Challenges Faced by Ukrainian Fact-Checkers in Communicating Information to the Audience

The level of trust among Ukrainians towards fakes remains unacceptably high. Ordinary Ukrainians are not ready to conduct fact-checking on their own.

The study ‘Fake news and disinformation discourse in the Ukrainian media space’ prepared by NGO “CAT-UA: Communication Analysis Team – Ukraine” for the Netzwerk für Osteuropa-Berichterstattung e.V. (n-ost)

Despite some increase in critical attitude towards Russian fakes, it is difficult to claim that Ukrainian society has a sufficient level of media literacy.
Russian fakes have become more emotional: they either scare or attract in order to divide Ukrainian society.
The mass audience is not willing to learn fact-checking systematically, but is willing to consider simple recommendations: to be critical of information from unknown sources and to trust official sources.
The content of Ukrainian fact-checkers has limited coverage due to insufficient cooperation with popular media and weak promotion of their communication channels on social media.
Although the Ukrainian fact-checking community has achieved significant success in combating disinformation, there is a need for further improvement in communication with the public, greater attention to media issues at the local level, and an increase in the level of information literacy among the population.
Only through joint efforts can we counter disinformation and support a strong, democratic society.

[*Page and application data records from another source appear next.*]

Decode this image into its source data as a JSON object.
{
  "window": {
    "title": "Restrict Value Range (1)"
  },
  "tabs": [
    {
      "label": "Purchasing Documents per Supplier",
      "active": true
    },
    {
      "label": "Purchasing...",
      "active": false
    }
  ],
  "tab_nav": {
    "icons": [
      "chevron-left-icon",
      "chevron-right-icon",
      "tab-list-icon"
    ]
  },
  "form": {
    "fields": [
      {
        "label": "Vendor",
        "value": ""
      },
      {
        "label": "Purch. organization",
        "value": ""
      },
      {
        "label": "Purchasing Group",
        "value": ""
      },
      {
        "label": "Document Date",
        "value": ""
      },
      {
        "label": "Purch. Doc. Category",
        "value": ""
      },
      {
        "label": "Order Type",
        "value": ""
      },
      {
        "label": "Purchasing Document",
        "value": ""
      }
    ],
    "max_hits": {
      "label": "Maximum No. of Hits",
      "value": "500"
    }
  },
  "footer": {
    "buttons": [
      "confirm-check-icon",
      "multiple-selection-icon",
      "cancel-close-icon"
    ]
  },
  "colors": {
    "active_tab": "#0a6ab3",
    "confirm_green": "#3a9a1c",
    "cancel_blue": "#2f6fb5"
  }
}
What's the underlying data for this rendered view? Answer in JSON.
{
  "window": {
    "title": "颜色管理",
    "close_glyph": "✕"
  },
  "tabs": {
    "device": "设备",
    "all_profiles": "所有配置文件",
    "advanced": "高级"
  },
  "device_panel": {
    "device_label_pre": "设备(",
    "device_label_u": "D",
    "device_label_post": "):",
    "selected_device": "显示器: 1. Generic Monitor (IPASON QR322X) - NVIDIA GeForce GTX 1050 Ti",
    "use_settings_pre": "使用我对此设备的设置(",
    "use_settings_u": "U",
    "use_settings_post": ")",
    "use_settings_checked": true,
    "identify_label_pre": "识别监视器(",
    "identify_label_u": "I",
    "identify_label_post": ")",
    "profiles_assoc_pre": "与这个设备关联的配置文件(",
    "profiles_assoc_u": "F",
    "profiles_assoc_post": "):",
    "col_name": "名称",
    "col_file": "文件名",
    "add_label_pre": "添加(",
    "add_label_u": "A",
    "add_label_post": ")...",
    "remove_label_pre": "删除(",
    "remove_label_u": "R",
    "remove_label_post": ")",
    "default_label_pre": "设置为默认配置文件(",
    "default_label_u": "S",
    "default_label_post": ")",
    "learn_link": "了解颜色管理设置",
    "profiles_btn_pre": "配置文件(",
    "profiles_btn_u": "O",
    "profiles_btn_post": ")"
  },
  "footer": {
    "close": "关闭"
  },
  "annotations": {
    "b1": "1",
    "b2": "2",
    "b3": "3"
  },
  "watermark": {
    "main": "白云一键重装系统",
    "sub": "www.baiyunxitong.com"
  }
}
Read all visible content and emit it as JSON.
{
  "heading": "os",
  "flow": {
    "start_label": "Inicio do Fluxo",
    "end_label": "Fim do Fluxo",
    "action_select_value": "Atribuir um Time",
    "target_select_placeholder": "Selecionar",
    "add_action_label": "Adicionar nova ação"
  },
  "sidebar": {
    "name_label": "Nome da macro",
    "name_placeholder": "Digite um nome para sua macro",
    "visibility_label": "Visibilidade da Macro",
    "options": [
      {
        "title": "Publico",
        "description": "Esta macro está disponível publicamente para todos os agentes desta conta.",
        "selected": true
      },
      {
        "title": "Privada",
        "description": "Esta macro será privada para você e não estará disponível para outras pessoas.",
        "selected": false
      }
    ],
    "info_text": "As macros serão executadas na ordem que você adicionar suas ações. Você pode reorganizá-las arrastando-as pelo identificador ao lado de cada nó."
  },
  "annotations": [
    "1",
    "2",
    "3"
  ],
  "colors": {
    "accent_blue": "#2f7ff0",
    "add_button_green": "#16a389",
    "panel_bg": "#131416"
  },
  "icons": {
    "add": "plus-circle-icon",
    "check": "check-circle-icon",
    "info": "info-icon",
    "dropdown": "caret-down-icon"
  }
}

To conduct the expert opinion study, a group of six Ukrainian media experts was selected, whose key competencies, confirmed by scientific publications and/or verified practical achievements, were expected to include at least the following:

  • Mass communication theory/media quality assessment;
  • Mass communication practice/media consulting;
  • Practical fact-checking;
  • Theoretical assessment of Ukrainian local media issues;
  • Practice in projects supporting Ukrainian local media.

The expert study was conducted in two stages:
1. Personal interviews with experts using a single script, covering key research questions in general.
2. Group discussion with experts (focus group discussion, hereafter referred to as FGD), in which a part of the questions from the personal interviews script was presented in a slightly expanded form to clarify specific nuances of expert opinion, as well as questions regarding the project’s goals, with the presentation of corresponding slides.